Exercise description >> Scan the entries below and report only how many lines contain "screenshot".

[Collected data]
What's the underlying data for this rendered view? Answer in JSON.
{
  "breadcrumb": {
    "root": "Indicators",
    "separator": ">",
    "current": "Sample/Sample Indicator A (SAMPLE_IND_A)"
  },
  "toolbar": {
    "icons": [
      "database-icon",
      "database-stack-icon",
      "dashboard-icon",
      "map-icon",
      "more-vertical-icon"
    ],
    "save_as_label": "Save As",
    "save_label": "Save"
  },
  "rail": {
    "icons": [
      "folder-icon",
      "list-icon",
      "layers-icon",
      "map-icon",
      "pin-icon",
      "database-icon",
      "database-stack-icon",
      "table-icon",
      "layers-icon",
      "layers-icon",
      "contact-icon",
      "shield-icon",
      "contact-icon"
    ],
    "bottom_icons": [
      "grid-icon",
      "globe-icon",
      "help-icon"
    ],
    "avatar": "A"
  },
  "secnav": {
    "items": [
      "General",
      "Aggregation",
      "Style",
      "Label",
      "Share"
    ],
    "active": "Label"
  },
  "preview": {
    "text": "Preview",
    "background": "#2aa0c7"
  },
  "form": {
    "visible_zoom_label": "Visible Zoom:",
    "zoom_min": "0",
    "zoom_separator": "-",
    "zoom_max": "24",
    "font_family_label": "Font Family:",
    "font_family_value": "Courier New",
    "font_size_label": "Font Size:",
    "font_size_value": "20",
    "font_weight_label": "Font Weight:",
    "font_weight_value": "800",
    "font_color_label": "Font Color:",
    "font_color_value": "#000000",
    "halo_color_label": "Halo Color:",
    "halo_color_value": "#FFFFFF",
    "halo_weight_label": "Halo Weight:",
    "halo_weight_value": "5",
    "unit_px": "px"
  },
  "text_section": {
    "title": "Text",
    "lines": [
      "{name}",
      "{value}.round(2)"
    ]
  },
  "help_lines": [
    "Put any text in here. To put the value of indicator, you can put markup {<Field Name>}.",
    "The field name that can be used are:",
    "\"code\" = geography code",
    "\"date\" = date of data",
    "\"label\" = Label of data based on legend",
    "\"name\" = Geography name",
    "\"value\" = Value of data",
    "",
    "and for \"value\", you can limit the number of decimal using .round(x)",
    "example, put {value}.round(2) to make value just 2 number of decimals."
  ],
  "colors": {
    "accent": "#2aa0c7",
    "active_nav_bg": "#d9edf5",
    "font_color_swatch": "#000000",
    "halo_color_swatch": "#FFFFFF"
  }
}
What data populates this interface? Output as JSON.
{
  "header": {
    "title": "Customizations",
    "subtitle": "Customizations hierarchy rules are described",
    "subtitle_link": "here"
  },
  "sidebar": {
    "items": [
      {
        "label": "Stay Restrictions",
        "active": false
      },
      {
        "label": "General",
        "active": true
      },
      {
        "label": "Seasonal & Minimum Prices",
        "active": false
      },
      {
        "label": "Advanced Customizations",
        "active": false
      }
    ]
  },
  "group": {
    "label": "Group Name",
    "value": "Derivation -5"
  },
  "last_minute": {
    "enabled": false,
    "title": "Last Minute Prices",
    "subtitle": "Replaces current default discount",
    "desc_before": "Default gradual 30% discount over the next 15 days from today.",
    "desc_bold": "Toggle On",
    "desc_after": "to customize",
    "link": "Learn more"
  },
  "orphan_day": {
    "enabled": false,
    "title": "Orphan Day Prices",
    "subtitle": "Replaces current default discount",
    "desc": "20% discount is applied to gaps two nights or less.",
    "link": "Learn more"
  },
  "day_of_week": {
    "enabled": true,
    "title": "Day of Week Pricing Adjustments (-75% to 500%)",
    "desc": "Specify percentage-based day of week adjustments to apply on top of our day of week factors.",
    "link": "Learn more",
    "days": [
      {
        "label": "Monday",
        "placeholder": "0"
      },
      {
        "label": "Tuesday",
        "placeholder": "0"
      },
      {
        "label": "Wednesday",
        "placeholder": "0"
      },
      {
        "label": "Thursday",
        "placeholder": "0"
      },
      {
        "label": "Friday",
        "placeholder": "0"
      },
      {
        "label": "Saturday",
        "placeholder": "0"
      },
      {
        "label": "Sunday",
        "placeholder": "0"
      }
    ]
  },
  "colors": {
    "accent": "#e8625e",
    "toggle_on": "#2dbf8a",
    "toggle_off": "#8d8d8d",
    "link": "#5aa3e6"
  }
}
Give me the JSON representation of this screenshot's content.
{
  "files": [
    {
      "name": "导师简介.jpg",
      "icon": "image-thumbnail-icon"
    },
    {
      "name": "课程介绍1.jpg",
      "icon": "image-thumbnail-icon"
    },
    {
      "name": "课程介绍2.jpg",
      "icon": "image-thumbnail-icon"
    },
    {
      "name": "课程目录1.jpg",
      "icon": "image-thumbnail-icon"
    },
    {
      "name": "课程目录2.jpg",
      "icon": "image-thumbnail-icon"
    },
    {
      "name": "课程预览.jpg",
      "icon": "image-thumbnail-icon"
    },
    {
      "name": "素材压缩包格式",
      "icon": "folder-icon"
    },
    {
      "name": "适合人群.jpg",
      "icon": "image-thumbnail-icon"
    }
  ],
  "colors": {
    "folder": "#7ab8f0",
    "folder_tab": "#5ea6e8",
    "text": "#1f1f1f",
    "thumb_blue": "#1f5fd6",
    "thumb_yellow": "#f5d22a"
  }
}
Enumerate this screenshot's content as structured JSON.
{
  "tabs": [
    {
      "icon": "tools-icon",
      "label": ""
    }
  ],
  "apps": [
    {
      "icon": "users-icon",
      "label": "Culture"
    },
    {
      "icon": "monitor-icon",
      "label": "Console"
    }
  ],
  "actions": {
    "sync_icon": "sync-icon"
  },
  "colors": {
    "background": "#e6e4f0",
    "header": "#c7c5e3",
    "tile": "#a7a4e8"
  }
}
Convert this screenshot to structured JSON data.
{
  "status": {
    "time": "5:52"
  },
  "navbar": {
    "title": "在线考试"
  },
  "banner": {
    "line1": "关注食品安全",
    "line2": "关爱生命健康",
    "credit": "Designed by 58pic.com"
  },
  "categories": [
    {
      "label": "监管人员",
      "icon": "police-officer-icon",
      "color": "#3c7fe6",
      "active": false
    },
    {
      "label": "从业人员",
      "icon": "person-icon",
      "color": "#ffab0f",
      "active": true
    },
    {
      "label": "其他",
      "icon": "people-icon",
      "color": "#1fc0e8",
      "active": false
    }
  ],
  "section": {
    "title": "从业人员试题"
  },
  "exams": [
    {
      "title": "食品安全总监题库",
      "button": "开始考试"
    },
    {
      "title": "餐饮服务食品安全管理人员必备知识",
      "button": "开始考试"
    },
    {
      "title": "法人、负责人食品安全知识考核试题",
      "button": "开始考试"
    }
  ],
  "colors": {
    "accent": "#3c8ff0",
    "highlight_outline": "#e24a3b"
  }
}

Finished task >> 3